    Carson was concerned about the harmful effects of pesticides on the environment, especially those being sprayed to control insects on large scales. She was concerned about the near constant presence of such chemicals in our foods and suggested that these products are cancer-causing. And, in certain cases, many insects were developing resistance to new pesticides. Her recommendations were that people use biological controls whenever possible by using natural predators, such as ladybird beetles to attack aphids, rather than spraying for them.

    Humans have developed powers to change our environment in wonderful, or drastic, ways. We need to remember that whether we think about it or not, we are connected to the “natural” systems that support human life.

    So let’s consider a few ways that we can help ourselves by helping those natural systems.

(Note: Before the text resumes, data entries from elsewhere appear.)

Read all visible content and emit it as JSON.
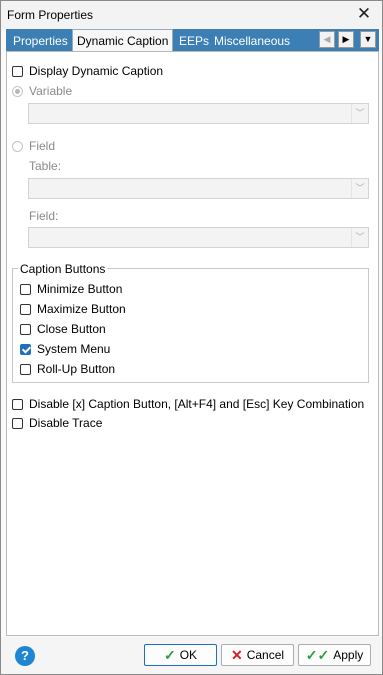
{
  "window": {
    "title": "Form Properties"
  },
  "tabs": [
    {
      "label": "Properties"
    },
    {
      "label": "Dynamic Caption"
    },
    {
      "label": "EEPs"
    },
    {
      "label": "Miscellaneous"
    }
  ],
  "dynamic_caption": {
    "display_label": "Display Dynamic Caption",
    "display_checked": false,
    "variable_label": "Variable",
    "variable_value": "",
    "field_label": "Field",
    "table_label": "Table:",
    "table_value": "",
    "field_sub_label": "Field:",
    "field_value": ""
  },
  "caption_buttons": {
    "group_label": "Caption Buttons",
    "items": [
      {
        "label": "Minimize Button",
        "checked": false
      },
      {
        "label": "Maximize Button",
        "checked": false
      },
      {
        "label": "Close Button",
        "checked": false
      },
      {
        "label": "System Menu",
        "checked": true
      },
      {
        "label": "Roll-Up Button",
        "checked": false
      }
    ]
  },
  "options": {
    "disable_x_label": "Disable [x] Caption Button, [Alt+F4] and [Esc] Key Combination",
    "disable_trace_label": "Disable Trace"
  },
  "footer": {
    "help_glyph": "?",
    "ok_label": "OK",
    "cancel_label": "Cancel",
    "apply_label": "Apply"
  },
  "colors": {
    "tab_strip": "#3c7fb5",
    "check_accent": "#1f6fbf",
    "help_icon": "#1e86d3",
    "ok_check": "#2e9e3e",
    "cancel_x": "#d21f26"
  }
}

      First:
      Protect your soil. Be careful about chemical additives and fertilizers.
      Second:
      Be prudent about your use of water. It is essential to all life, and we don’t have an unlimited supply.
      Third:
      Reevaluate your affinity for lawns. Their value in the West is overrated. Consider planting more native flower gardens that will feed the pollinators which help provide our food sources.
      Fourth:
      Plant trees. They provide shade, purify the air, provide housing for birds, and raise our property values.
      Fifth:
      Help wildlife. Plant milkweed for declining Monarch Butterflies, place birdfeeders in your yards, and provide a water source for birds and butterflies.

      We can be part of the problems, or part of the solutions.

      This is Ron Hellstern, and I am Wild About Utah.
       
      Credits:

      Images: Courtesy & Copyright Houghton Mifflin, Lois Darling and Louis Darling, Illustrators
      Audio: Courtesy & Copyright Friend Weller, UPR.org
      Text: Ron Hellstern, Cache Valley Wildlife Association

      Additional Reading

      Silent Spring, RachelCarlson.org (a memorial site, see Linda Lear), http://www.rachelcarson.org/SilentSpring.aspx

      Silent Spring First Edition Hardback on Amazon, Rachel Carson, Houghton Mifflin, 1962 https://www.amazon.com/Silent-Spring-Rachel-Carson/dp/0395075068

      Silent Spring Anniversary Edition, Rachel Carson (Author), Linda Lear (Introduction), Edward O. Wilson (Afterword), Houghton Mifflin, 2002, https://www.amazon.com/Silent-Spring-Rachel-Carson/dp/0618249060

      Silent Spring First Edition, Abe Books, https://www.abebooks.com/servlet/BookDetailsPL?bi=22902965763

      Wilson, Joseph F, Messinger Carril, Olivia J., The Bees in Your BackYard, Princeton University Press, 2015, https://www.amazon.com/dp/0691160775/ref=cm_sw_r_cp_ep_dp_oRgkCbAF08452
      Bees on a Sunflower, from The Bees in Your BackYard, https://www.youtube.com/watch?v=z0RGx70zNHA&feature=youtu.be

      Q & A with Joseph S. Wilson & Olivia J. Messinger Carril, Princeton University Press, https://press.princeton.edu/interviews/qa-10593

      Wilson, Joseph S.; Forister, Matthew L.; and Carril, Olivia Messinger, “Interest Exceeds Understanding in Public Support of Bee Conservation” (2017). Biology Faculty Publications. Paper 1570. https://digitalcommons.usu.edu/cgi/viewcontent.cgi?article=2520&context=biology_facpub